Engaging with your neighbor about Psalm 78
Imagine your neighbor mentions how she used to read the Bible but hasn't in a while. However, she said that she is open to reading it again but has had a hard time getting into it. From there, you mention how much you love the Psalms and would be happy to read one chapter with her and discuss it.
Below is a sample of how you could walk your neighbor through the Gospel using Psalm 78.
I think it’s awesome that you are open to checking out the Bible more! I have found it difficult to understand at times as well. Do you want to know where I normally start reading everyday? The Psalms.
Yes, I believe that ALL Scripture is inspired by God (2 Tim 3:14-16); however, it helps to have a simple gameplan on where to start reading. I typically suggest starting with one of the Psalms, then going through the gospel of John, then reading through the Bible chronologically. After that you may want to spend more time on a certain book or mix it up (click here for a thorough list of Bible reading plans).
So, for now, lets talk through a Psalm that shows us the main idea of the Bible and is very easy to understand.
One of the great things about the Psalms is that it provides an opportunity for us to identify with the author on various struggles in life, yet it continually points us back to were true hope is found: in “sett[ing] [our] hope in God” (Ps. 78:7).
Would you be interested in briefly looking at Psalms chapter 78 together? Click here to read the whole Psalm. I encourage you to write down anything that stands out to you or that needs further clarification.
If we look at the entire chapter, we notice several brutally honest things about how God interacted with his people throughout history and how his people responded.
One, we see a recounting of God’s actions with his Old Covenant people, Israel, with descriptions of his mighty deeds, patience and judgement. As we read this psalm together, I want you to notice how many times God’s people are described as stubborn, rebellious, forgetful, unbelieving (Ps 78:8,10,11,17) and how their “heart was not steadfast toward him” (78:37). God’s people then are just like everyone today: we both can be stubborn and not steadfast in our heart to God. Can you relate? Why do you think people can become so forgetful to God after how many great things he has done throughout history? I know before God gave me a new heart that was inclined to him, I didn’t have a desire to be “steadfast” and discipline myself to pursue him (see also 2 Tim. 1:7) at all. I only wanted to live for myself.
Two, notice in Psalm 78 how God’s anger towards his people and their rebellion was described multiple times (78:31; 50, 62, 67). Since God is so Holy and just, His judgment against his rebellious people was perfectly reasonable. However, I want you to also notice how many times the word “yet” is used in this chapter (78:17, 23,38) 56). This is a description of God showing mercy and not giving people what they deserve, just like Psalm 103:10 describes.

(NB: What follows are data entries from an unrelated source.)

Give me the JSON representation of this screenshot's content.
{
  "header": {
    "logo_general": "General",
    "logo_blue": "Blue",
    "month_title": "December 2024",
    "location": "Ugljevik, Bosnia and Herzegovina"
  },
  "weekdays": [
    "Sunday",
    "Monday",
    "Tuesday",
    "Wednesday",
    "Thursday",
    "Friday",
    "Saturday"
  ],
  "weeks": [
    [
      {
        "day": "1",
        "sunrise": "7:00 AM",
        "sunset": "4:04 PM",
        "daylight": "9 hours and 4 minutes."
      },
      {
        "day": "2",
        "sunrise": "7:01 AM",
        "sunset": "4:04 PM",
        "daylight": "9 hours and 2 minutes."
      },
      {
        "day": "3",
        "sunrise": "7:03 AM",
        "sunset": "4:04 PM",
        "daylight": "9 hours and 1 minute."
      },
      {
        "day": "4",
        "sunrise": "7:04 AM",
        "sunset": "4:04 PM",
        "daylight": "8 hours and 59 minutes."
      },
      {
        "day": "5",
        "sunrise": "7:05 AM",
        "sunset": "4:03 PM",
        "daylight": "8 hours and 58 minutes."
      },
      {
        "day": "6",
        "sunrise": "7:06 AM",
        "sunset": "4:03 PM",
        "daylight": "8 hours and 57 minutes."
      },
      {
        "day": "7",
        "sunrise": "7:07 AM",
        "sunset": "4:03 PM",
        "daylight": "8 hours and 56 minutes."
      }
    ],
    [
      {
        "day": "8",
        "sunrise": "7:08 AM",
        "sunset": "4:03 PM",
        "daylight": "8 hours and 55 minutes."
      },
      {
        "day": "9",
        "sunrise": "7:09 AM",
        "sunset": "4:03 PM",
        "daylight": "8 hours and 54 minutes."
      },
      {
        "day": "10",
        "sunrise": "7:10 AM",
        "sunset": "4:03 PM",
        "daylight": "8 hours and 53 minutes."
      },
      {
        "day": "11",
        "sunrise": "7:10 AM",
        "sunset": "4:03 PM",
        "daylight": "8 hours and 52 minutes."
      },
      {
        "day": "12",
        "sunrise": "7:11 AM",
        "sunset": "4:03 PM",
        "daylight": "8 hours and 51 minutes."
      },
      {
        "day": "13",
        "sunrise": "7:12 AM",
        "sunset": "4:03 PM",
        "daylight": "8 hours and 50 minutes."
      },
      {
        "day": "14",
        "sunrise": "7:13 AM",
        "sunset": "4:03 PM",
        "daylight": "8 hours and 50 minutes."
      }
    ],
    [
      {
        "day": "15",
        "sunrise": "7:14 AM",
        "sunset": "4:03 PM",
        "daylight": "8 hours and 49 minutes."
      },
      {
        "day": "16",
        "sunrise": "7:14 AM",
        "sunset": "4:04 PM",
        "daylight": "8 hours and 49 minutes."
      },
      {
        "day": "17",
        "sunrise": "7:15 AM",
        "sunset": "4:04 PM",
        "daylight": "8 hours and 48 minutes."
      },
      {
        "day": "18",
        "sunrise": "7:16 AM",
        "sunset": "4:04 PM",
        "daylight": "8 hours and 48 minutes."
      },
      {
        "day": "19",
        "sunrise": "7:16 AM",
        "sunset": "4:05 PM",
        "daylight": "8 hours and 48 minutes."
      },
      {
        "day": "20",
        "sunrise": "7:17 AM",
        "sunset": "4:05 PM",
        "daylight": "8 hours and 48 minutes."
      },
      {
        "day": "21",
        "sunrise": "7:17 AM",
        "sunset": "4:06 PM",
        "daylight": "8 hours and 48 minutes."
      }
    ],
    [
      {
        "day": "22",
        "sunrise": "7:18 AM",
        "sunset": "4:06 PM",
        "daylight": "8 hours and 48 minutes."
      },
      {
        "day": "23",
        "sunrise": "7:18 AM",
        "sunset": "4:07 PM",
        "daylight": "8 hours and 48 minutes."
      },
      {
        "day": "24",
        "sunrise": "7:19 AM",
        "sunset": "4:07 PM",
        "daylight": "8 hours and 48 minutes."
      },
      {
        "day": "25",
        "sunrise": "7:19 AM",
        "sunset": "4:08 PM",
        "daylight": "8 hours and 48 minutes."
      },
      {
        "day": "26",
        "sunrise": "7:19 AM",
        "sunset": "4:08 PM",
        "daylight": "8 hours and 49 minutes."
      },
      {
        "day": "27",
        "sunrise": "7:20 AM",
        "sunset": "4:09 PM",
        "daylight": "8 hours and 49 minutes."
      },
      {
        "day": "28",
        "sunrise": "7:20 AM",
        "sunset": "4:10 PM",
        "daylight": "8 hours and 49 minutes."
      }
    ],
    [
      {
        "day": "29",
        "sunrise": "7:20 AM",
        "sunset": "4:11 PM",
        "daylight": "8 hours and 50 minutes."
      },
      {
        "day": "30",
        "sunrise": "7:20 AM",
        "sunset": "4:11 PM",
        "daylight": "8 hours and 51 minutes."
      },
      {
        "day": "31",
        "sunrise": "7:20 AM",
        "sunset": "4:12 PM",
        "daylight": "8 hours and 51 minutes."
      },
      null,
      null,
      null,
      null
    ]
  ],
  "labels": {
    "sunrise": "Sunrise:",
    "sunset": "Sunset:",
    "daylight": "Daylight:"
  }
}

In the closing of this chapter, we see God described like this:
“With an upright heart he shepherded them and guided them with his skillful hand”
This reminds us of the one we should set our hope in: the good shepherd. This is a perfect closing to this chapter as the beginning started out by emphasizing teaching “the next generation” (78:4) so that they won’t be stubborn like their fathers before them (vs 8). People become stubborn when they forget how truly good God is and that he is worth following and trusting in every moment.
Would you agree or disagree with that statement?
Follow up questions:
How does this passage affect your view of God? How do you view God? Do you think people's view of God can influence whether they decide to put their trust in him or not?
Would you say that you relate more with the “upright of heart” in this text or the rebellious Israelites? Why?
Did you know that later in the Bible it says that the Old Testament events were recorded to teach and warn us (1 Cor. 10:11; Romans 15:4)? What do you think about that?
The events described here in Psalm 78 remind us of the reality that no human is perfectly upright or can ever be good enough on our own (see also Isaiah 67:6-7; Rom 3:23). We can only receive an “upright heart” when we fully trust in God’s provision and promise to pay for our rebellion (Gen. 15:6; Romans 4:5; Ezekiel 36:26-27) against him.
Would you say that you have truly “put your hope in God”? Why or why not?
If God is kind to rebellious people, like you and I, what are the implications for what you should teach your friends and family about who God is? How should you go about that? Do you think your family would be open to reading and discussing the Psalms with you?
End of Psalm 78 Bible Study:
Close by praying with your friend or family member, encourage them to repent and trust in Christ (Rom. 10:9) and make plans to discuss another chapter of the psalms or study one of the gospels next time you meet.
"Help. I have questions about the Bible. Where do I go?"
If you you or your friend have more questions about the Biblical worldview or the gospel, I encourage you to start reading the gospel of John, take notes, and write down any questions you have. From there, I encourage you to reach out to a Christian friend and talk with them about your questions and get plugged into a church that regularly teaches from the Bible expositionally.
Also, please feel free to send us a message here on our website, check out our articles, our Engage Truth podcast, YouTube show, or attend one of our Engage seminars or classes listed on our event section of the home page.